On one end of the spectrum was Addison Russell, who started at second base. Russell was doubled off second base on an Albert Almora line drive in the second inning — a ball hit hard enough where, had it fell in for a hit, he wouldn’t have scored. There was no spinning Russell drifting far enough off second base to be doubled up; it was simply bad baserunning. 

Russell, too, was thrown out at home on an Almora ground ball in the fourth inning. He appeared to lose a pop fly in the sun, too, which fell in for a double in the third inning. 

Manager Joe Maddon was willing to excuse the pop-up double — “The sun ball, there’s nothing you could do about that,” he said — but sounded frustrated with Russell’s far-too-frequent baserunning gaffes. 

“He’s gotta straighten some things out,” Maddon said. “He has to. There’s no question. I’m not going to stand here — he’s got to, we’ve talked about his baserunning in the past. 

“… The baserunning, there’s some things there — we’re making too many outs on the bases and we’re missing things on the bases that we can’t to be an elite team.”

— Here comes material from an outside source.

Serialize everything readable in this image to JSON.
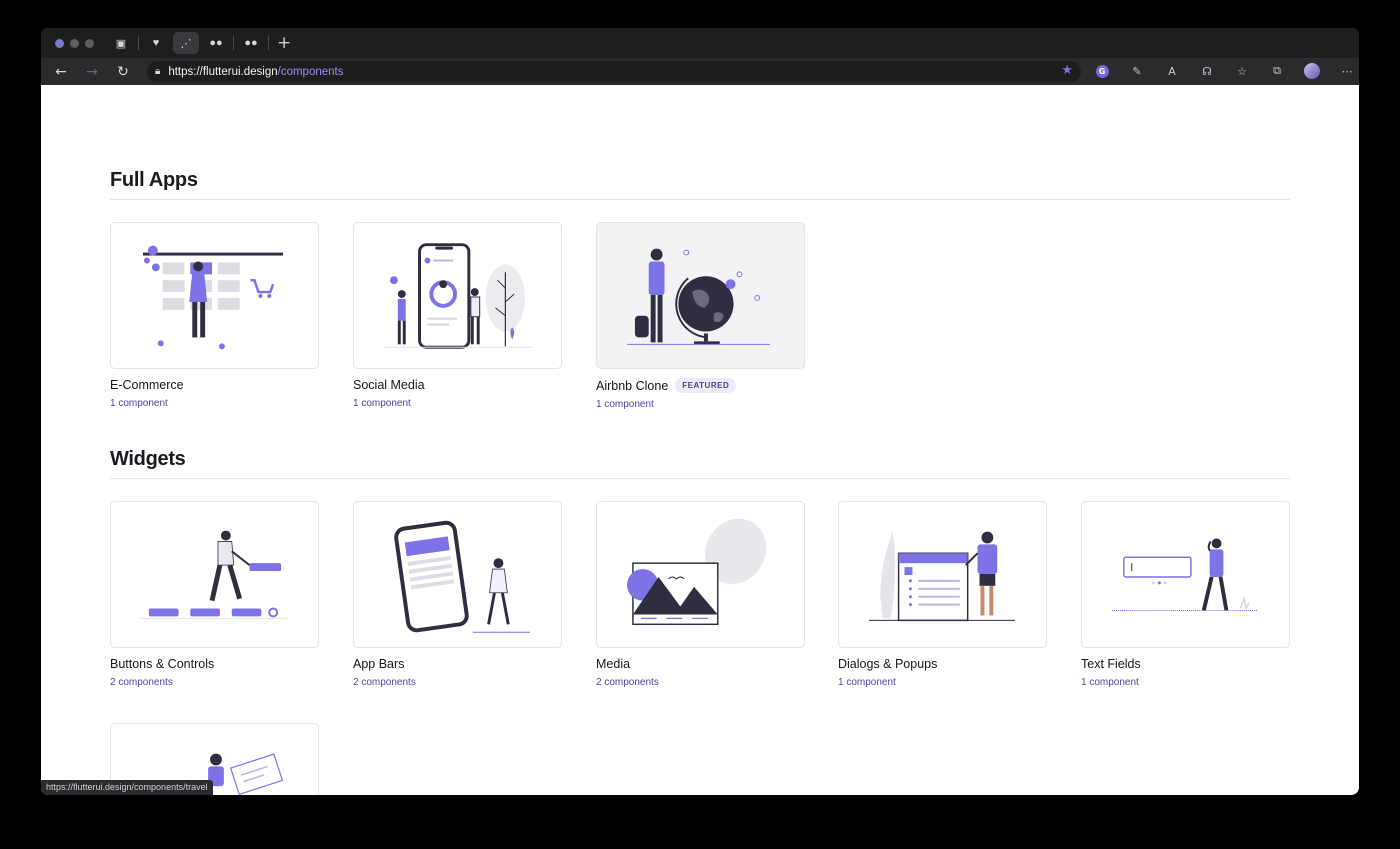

Russell’s mistakes were part of a larger sloppy showing by both teams. As Cubs reliever Brandon Kintzler put it: “No lead was safe. It was really just who was going to survive and not make so many mistakes.”

Javier Baez ensured the Cubs would survive by not merely avoiding mistakes, but by coming up with two massive plays. 

Baez’s three-run home run in the fourth inning gave the Cubs’ the lead for good, and he fell a triple short of the cycle. He’s homered in consecutive games, and Maddon senses the 26-year-old is emerging from a slump that dropped his OPS to .853 after Wednesday’s game, his lowest mark since the small-sample-size landscape of mid-April. 

But it was Baez’s masterful tag in the bottom of the ninth inning that captured most of the attention around Wrigley Field, reminding everyone in the dugouts and stands just how incredible “El Mago” can be. 

Craig Kimbrel walked Wil Myers to lead off the bottom of the ninth inning, and after budding superstar Fernando Tatis Jr. inexplicably bunted (he popped out), Myers took off to steal second base. Kimbrel sailed a fastball high and inside, and Victor Caratini’s throw was well to the left of second base. Myers appeared to have the base stolen until Baez gloved the ball and rapidly snapped a tag onto Myers’ left leg:

”We needed a play made, and he made it,” first baseman Anthony Rizzo said. “It’s what he does.”

Baez’s home run increased the Cubs’ win expectancy by 35.7 percent; his tag on Myers upped it that mark from 83.3 percent to 96.5 percent. This is why the Cubs’ mantra, even when Baez is in a lull, is to let Javy be Javy. 

One player can’t carry a team forever — Baez had his best season as a pro in 2018, only to see the Cubs crash out of the Wild Card game, of course. But it’s hard to not think about the kind of plays Baez can conjure up when the Cubs need them the most in 2019’s playoff race. 

After all, stuff like that tag on Myers — the Cubs have come to expect that from Baez. 

“You saw a lot of plays today, they weren’t baseball plays,” Maddon said. “The game is clamoring for baseball players who know how to play this game, and he’s one. He is one. He’s got the biggest hard drive, the most RAM, he’s got everything going on every day. 

“He sees things, he’s got great vision. Technically, he’s a tremendous baseball player. He’s going to make some mistakes, like everyone else does, but what he sees and sees in advance — it’s like the best running back, it’s the best point guard you’ve ever seen. It’s all of that. As a shortstop, that’s what he is.

“… We needed him to be that guy today and he was. And again, it’s not overtly surprising.”